Thousands flocked to the Megaron Mousikis, the Music Hall, on the 29th of August to celebrate the 90th birthday of Mikis Theodorakis.
We were early, and yet, the streets around the Megaron were packed. It took us quite a while to get to the garden where the concert was to take place
The garden is made up of a series of 'rooms' so it was impossible to see the whole crowd
which was so tightly packed that we could not see the stage - but the sound was good.
Theodorakis is much more than Greece's favourite composer. He has become a symbol of modern Greece, and the most beloved Greek public figure. His life mirrors the history of Greece in the 20th century and his life-long struggle for freedom, equality and justice epitomises the struggle of the Greek people.
Born on the island of Chios in 1925, he knew from very early on that he was going to become a composer. His political involvement started very early too. He fought during WWII and was captured in Tripoli. He was tortured and when he was set free he joined the partisan army of Greece, EAM, the National Liberation Movement, and took part in the civil war during 1945-49. Arrested, he was exiled on the island of Ikaria in 1947 and was then transferred to the island of Makronisos in 1948 where he was tortured again and barely survived. When he was released he moved to Paris to continue with his studies in music. He composed continuously.
After Lambrakis, an MP, was murdered, Theodorakis himself became an MP. During this time he wrote the score for Kostas Gavras' film Z, which is about the assassination of Lambrakis.
In 1967 when the junta seized power, Theodorakis founded the underground movement 'Patriotic Front'. He was arrested and held in a prison camp in Oropos. Following an international outcry he was released and exiled once more, abroad this time. His music was banned in Greece but people listened to it nevertheless, and it became an anthem of resistance. Meanwhile, while in exile in Europe, he called for resistance to the military dictatorship and for the restoration of democracy in Greece. Maria Farantouri, one of the artists who performed his songs and who was also in exile, has this to say about that time: 'during the military dictatorship in Greece and just before it, I started singing with Mikis and all of our songs had to do with social justice, peace, solidarity and humanity'.
Immediately after the fall of the junta, Theodorakis returned to Greece as a politician in 1974. At that time his compositional work focussed mainly on numerous large-scale song cycles, including Epitaphios, Epiphania, The Hostage, Zorba the Greek, Romiossini, Songs of the Struggle, March of the Spirit, State of Siege, The Trojan Women, Axion Esti,
Mauthausen (about the Nazi concentration camp)
and Canto General (poetry by Pablo Neruda).
Theodorakis has composed over 1000 songs. His repertoire also includes operas, film scores and symphony music.
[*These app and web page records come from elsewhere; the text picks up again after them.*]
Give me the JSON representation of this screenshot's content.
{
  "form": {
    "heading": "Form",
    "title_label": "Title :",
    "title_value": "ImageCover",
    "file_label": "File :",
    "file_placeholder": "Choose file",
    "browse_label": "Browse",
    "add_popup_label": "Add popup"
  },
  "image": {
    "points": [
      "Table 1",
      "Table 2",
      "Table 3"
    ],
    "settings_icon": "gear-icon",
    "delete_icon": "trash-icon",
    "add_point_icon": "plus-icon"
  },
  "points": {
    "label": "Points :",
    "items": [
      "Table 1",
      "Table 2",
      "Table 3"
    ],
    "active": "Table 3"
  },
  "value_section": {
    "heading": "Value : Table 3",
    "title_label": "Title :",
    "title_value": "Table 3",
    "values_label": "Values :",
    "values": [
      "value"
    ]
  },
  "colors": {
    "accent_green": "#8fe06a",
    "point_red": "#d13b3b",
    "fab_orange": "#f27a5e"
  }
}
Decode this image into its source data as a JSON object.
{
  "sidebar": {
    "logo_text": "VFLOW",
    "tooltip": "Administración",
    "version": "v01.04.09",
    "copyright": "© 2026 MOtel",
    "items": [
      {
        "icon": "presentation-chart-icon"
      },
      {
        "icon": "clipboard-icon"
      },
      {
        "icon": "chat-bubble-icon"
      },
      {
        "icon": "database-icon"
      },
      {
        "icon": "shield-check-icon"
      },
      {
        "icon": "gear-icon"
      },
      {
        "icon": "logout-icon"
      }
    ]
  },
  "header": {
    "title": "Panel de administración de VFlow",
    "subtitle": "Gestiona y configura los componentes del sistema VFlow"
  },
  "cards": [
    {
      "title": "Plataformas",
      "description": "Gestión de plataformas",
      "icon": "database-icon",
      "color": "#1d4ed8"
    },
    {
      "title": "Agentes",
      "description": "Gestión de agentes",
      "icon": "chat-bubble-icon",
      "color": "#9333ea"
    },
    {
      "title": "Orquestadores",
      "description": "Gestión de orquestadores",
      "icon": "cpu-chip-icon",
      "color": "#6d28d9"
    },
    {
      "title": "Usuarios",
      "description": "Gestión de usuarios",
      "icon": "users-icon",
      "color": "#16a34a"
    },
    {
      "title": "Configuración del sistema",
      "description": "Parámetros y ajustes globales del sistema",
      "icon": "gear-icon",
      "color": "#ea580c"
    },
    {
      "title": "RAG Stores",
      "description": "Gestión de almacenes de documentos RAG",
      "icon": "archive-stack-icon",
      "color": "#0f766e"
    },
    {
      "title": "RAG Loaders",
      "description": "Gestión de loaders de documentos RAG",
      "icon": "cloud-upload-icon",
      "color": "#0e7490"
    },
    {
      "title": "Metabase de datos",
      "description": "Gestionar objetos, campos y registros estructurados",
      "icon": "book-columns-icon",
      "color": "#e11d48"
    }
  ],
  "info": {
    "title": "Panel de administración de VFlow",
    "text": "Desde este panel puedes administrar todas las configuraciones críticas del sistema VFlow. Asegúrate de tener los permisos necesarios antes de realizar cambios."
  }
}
Orestia, Missa Greca, Canto Olympico, Medea, Elektra and Antigone are some examples of his work after the 1970s.
His political involvement has never wavered. The last demonstration he participated in was on February 12, 2012 along with Manolis Glezos, a Syriza MP and the guy who at 19, during the Nazi occupation of Greece, took the swastika down from the Acropolis and raised the Greek flag. 'Glezos was walking, I was in a wheelchair. It was a rally against austerity, which was what pushed us into the present misery. Then the police threw tear gas and I got some in the face because I had stood up to see and I fell back in the wheelchair. Some young people tried to help me and they put a gas mask on my face, but it was too late. My lungs suffered great damage and I had to stay in bed for weeks. I'm not the young Mikis anymore'. He is still suffering from the after effects of that 'encounter' with the chemicals.
Yesterday, the day after the concert, Theodorakis and other public figures have signed a letter asking for the third bailout agreement to be reversed in line with the wishes of the Greek people who voted an overwhelming OXI to a new memorandum.
The concert was disappointing. It was bland. The rich political life and activism of the composer, the things that mostly define him, were not mentioned and the singing was mediocre and did absolutely no justice to the richness and complexity of the music. Even though it was good to hear some of the favourites we cringed at how badly they were performed, and in fact, we left before the end.
I will post some of my favourites in the next post, as this post is already too long.
There were celebrations in other parts of Greece too. In Hania, Crete, thousands of people formed a human chain in the area of the Old Harbour and danced to the music of Zorba the Greek. (Image taken from here )